Records for the exercise:
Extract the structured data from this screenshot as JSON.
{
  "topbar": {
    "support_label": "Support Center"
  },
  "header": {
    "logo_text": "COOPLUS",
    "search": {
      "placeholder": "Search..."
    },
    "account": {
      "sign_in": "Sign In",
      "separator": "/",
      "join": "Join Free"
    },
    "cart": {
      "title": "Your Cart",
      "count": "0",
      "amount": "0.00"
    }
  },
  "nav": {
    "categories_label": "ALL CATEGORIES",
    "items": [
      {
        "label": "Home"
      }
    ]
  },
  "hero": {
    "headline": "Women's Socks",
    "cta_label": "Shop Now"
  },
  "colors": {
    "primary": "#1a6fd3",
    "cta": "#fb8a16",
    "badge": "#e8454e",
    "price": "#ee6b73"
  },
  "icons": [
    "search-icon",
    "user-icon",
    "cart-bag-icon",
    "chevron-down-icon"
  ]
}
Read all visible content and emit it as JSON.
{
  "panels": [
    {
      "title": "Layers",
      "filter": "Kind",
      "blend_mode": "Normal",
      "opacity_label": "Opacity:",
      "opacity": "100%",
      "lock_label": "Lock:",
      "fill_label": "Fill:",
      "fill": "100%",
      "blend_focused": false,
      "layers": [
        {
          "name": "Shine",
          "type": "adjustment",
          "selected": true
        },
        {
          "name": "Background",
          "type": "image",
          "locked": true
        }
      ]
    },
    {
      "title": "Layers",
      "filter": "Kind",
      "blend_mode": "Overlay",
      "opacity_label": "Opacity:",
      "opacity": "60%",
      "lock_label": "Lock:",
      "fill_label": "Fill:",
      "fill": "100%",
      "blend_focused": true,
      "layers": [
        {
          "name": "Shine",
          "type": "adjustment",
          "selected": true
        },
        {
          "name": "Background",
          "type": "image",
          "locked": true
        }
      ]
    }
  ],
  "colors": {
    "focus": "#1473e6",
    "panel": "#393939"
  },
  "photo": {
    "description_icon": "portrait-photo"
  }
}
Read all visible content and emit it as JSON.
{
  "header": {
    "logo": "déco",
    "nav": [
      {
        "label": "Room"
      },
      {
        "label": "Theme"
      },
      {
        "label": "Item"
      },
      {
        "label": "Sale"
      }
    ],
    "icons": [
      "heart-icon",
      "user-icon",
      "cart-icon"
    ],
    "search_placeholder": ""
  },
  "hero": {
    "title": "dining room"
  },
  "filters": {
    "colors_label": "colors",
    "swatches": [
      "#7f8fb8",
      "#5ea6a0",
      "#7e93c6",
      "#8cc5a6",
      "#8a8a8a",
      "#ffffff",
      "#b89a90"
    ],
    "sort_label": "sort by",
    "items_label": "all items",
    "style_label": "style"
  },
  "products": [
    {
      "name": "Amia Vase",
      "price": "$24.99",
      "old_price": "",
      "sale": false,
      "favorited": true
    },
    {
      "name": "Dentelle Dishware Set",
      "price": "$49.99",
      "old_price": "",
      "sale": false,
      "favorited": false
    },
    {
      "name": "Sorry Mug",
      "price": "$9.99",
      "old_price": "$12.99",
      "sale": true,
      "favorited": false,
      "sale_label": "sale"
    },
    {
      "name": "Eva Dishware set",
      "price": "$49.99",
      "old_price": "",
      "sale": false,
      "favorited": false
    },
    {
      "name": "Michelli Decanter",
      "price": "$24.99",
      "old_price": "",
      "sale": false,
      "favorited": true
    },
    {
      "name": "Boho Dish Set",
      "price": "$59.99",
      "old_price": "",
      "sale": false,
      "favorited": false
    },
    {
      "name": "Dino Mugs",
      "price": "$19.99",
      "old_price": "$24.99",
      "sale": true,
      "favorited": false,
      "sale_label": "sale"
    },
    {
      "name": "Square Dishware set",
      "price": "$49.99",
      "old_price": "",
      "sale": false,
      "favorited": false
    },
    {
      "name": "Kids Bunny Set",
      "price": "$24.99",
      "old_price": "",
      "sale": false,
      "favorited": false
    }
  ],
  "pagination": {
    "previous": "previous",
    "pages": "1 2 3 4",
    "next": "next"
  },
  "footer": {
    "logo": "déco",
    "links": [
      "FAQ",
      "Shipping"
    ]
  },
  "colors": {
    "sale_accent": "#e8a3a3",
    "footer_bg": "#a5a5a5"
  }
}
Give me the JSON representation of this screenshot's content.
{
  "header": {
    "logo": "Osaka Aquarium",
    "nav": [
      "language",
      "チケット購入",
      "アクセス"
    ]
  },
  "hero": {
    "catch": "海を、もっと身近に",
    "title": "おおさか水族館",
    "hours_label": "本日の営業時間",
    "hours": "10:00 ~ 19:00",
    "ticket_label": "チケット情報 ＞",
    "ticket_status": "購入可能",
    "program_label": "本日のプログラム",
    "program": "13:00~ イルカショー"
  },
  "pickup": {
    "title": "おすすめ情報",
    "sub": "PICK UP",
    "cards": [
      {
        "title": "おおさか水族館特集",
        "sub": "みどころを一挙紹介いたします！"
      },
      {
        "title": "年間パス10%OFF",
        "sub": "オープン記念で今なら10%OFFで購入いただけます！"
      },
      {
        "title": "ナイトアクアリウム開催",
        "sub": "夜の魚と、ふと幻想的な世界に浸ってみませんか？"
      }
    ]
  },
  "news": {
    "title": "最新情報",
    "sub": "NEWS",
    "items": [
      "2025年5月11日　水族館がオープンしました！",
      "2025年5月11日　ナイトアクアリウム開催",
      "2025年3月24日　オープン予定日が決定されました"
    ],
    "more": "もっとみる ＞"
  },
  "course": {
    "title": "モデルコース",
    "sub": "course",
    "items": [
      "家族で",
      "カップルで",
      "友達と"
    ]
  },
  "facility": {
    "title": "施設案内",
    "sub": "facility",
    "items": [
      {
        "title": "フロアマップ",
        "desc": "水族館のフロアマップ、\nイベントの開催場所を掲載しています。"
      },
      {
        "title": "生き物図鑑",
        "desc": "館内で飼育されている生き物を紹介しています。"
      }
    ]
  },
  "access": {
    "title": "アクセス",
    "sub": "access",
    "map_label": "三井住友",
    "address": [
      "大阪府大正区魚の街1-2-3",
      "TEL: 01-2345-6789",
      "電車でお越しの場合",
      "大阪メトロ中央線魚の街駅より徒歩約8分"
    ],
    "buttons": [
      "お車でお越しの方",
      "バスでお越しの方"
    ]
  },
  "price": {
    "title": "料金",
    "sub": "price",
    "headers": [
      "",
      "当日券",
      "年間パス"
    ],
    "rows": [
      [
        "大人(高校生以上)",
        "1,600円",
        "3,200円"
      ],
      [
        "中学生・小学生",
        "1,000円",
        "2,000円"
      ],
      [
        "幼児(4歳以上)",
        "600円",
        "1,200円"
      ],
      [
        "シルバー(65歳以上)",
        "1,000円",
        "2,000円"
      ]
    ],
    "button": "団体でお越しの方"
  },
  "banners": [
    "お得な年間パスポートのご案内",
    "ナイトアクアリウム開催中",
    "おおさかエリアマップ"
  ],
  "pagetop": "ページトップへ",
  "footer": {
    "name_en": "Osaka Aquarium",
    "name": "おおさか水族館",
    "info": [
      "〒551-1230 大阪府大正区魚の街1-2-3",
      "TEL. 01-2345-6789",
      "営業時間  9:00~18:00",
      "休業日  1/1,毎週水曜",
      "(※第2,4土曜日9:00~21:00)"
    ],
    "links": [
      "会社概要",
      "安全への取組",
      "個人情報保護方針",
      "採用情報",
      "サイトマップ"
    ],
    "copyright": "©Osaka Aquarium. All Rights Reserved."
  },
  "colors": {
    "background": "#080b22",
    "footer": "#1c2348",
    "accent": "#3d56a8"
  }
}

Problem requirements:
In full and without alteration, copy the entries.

Result below:
Extract the structured data from this screenshot as JSON.
{
  "topbar": {
    "support_label": "Support Center"
  },
  "header": {
    "logo_text": "COOPLUS",
    "search": {
      "placeholder": "Search..."
    },
    "account": {
      "sign_in": "Sign In",
      "separator": "/",
      "join": "Join Free"
    },
    "cart": {
      "title": "Your Cart",
      "count": "0",
      "amount": "0.00"
    }
  },
  "nav": {
    "categories_label": "ALL CATEGORIES",
    "items": [
      {
        "label": "Home"
      }
    ]
  },
  "hero": {
    "headline": "Women's Socks",
    "cta_label": "Shop Now"
  },
  "colors": {
    "primary": "#1a6fd3",
    "cta": "#fb8a16",
    "badge": "#e8454e",
    "price": "#ee6b73"
  },
  "icons": [
    "search-icon",
    "user-icon",
    "cart-bag-icon",
    "chevron-down-icon"
  ]
}
Read all visible content and emit it as JSON.
{
  "panels": [
    {
      "title": "Layers",
      "filter": "Kind",
      "blend_mode": "Normal",
      "opacity_label": "Opacity:",
      "opacity": "100%",
      "lock_label": "Lock:",
      "fill_label": "Fill:",
      "fill": "100%",
      "blend_focused": false,
      "layers": [
        {
          "name": "Shine",
          "type": "adjustment",
          "selected": true
        },
        {
          "name": "Background",
          "type": "image",
          "locked": true
        }
      ]
    },
    {
      "title": "Layers",
      "filter": "Kind",
      "blend_mode": "Overlay",
      "opacity_label": "Opacity:",
      "opacity": "60%",
      "lock_label": "Lock:",
      "fill_label": "Fill:",
      "fill": "100%",
      "blend_focused": true,
      "layers": [
        {
          "name": "Shine",
          "type": "adjustment",
          "selected": true
        },
        {
          "name": "Background",
          "type": "image",
          "locked": true
        }
      ]
    }
  ],
  "colors": {
    "focus": "#1473e6",
    "panel": "#393939"
  },
  "photo": {
    "description_icon": "portrait-photo"
  }
}
Read all visible content and emit it as JSON.
{
  "header": {
    "logo": "déco",
    "nav": [
      {
        "label": "Room"
      },
      {
        "label": "Theme"
      },
      {
        "label": "Item"
      },
      {
        "label": "Sale"
      }
    ],
    "icons": [
      "heart-icon",
      "user-icon",
      "cart-icon"
    ],
    "search_placeholder": ""
  },
  "hero": {
    "title": "dining room"
  },
  "filters": {
    "colors_label": "colors",
    "swatches": [
      "#7f8fb8",
      "#5ea6a0",
      "#7e93c6",
      "#8cc5a6",
      "#8a8a8a",
      "#ffffff",
      "#b89a90"
    ],
    "sort_label": "sort by",
    "items_label": "all items",
    "style_label": "style"
  },
  "products": [
    {
      "name": "Amia Vase",
      "price": "$24.99",
      "old_price": "",
      "sale": false,
      "favorited": true
    },
    {
      "name": "Dentelle Dishware Set",
      "price": "$49.99",
      "old_price": "",
      "sale": false,
      "favorited": false
    },
    {
      "name": "Sorry Mug",
      "price": "$9.99",
      "old_price": "$12.99",
      "sale": true,
      "favorited": false,
      "sale_label": "sale"
    },
    {
      "name": "Eva Dishware set",
      "price": "$49.99",
      "old_price": "",
      "sale": false,
      "favorited": false
    },
    {
      "name": "Michelli Decanter",
      "price": "$24.99",
      "old_price": "",
      "sale": false,
      "favorited": true
    },
    {
      "name": "Boho Dish Set",
      "price": "$59.99",
      "old_price": "",
      "sale": false,
      "favorited": false
    },
    {
      "name": "Dino Mugs",
      "price": "$19.99",
      "old_price": "$24.99",
      "sale": true,
      "favorited": false,
      "sale_label": "sale"
    },
    {
      "name": "Square Dishware set",
      "price": "$49.99",
      "old_price": "",
      "sale": false,
      "favorited": false
    },
    {
      "name": "Kids Bunny Set",
      "price": "$24.99",
      "old_price": "",
      "sale": false,
      "favorited": false
    }
  ],
  "pagination": {
    "previous": "previous",
    "pages": "1 2 3 4",
    "next": "next"
  },
  "footer": {
    "logo": "déco",
    "links": [
      "FAQ",
      "Shipping"
    ]
  },
  "colors": {
    "sale_accent": "#e8a3a3",
    "footer_bg": "#a5a5a5"
  }
}
Give me the JSON representation of this screenshot's content.
{
  "header": {
    "logo": "Osaka Aquarium",
    "nav": [
      "language",
      "チケット購入",
      "アクセス"
    ]
  },
  "hero": {
    "catch": "海を、もっと身近に",
    "title": "おおさか水族館",
    "hours_label": "本日の営業時間",
    "hours": "10:00 ~ 19:00",
    "ticket_label": "チケット情報 ＞",
    "ticket_status": "購入可能",
    "program_label": "本日のプログラム",
    "program": "13:00~ イルカショー"
  },
  "pickup": {
    "title": "おすすめ情報",
    "sub": "PICK UP",
    "cards": [
      {
        "title": "おおさか水族館特集",
        "sub": "みどころを一挙紹介いたします！"
      },
      {
        "title": "年間パス10%OFF",
        "sub": "オープン記念で今なら10%OFFで購入いただけます！"
      },
      {
        "title": "ナイトアクアリウム開催",
        "sub": "夜の魚と、ふと幻想的な世界に浸ってみませんか？"
      }
    ]
  },
  "news": {
    "title": "最新情報",
    "sub": "NEWS",
    "items": [
      "2025年5月11日　水族館がオープンしました！",
      "2025年5月11日　ナイトアクアリウム開催",
      "2025年3月24日　オープン予定日が決定されました"
    ],
    "more": "もっとみる ＞"
  },
  "course": {
    "title": "モデルコース",
    "sub": "course",
    "items": [
      "家族で",
      "カップルで",
      "友達と"
    ]
  },
  "facility": {
    "title": "施設案内",
    "sub": "facility",
    "items": [
      {
        "title": "フロアマップ",
        "desc": "水族館のフロアマップ、\nイベントの開催場所を掲載しています。"
      },
      {
        "title": "生き物図鑑",
        "desc": "館内で飼育されている生き物を紹介しています。"
      }
    ]
  },
  "access": {
    "title": "アクセス",
    "sub": "access",
    "map_label": "三井住友",
    "address": [
      "大阪府大正区魚の街1-2-3",
      "TEL: 01-2345-6789",
      "電車でお越しの場合",
      "大阪メトロ中央線魚の街駅より徒歩約8分"
    ],
    "buttons": [
      "お車でお越しの方",
      "バスでお越しの方"
    ]
  },
  "price": {
    "title": "料金",
    "sub": "price",
    "headers": [
      "",
      "当日券",
      "年間パス"
    ],
    "rows": [
      [
        "大人(高校生以上)",
        "1,600円",
        "3,200円"
      ],
      [
        "中学生・小学生",
        "1,000円",
        "2,000円"
      ],
      [
        "幼児(4歳以上)",
        "600円",
        "1,200円"
      ],
      [
        "シルバー(65歳以上)",
        "1,000円",
        "2,000円"
      ]
    ],
    "button": "団体でお越しの方"
  },
  "banners": [
    "お得な年間パスポートのご案内",
    "ナイトアクアリウム開催中",
    "おおさかエリアマップ"
  ],
  "pagetop": "ページトップへ",
  "footer": {
    "name_en": "Osaka Aquarium",
    "name": "おおさか水族館",
    "info": [
      "〒551-1230 大阪府大正区魚の街1-2-3",
      "TEL. 01-2345-6789",
      "営業時間  9:00~18:00",
      "休業日  1/1,毎週水曜",
      "(※第2,4土曜日9:00~21:00)"
    ],
    "links": [
      "会社概要",
      "安全への取組",
      "個人情報保護方針",
      "採用情報",
      "サイトマップ"
    ],
    "copyright": "©Osaka Aquarium. All Rights Reserved."
  },
  "colors": {
    "background": "#080b22",
    "footer": "#1c2348",
    "accent": "#3d56a8"
  }
}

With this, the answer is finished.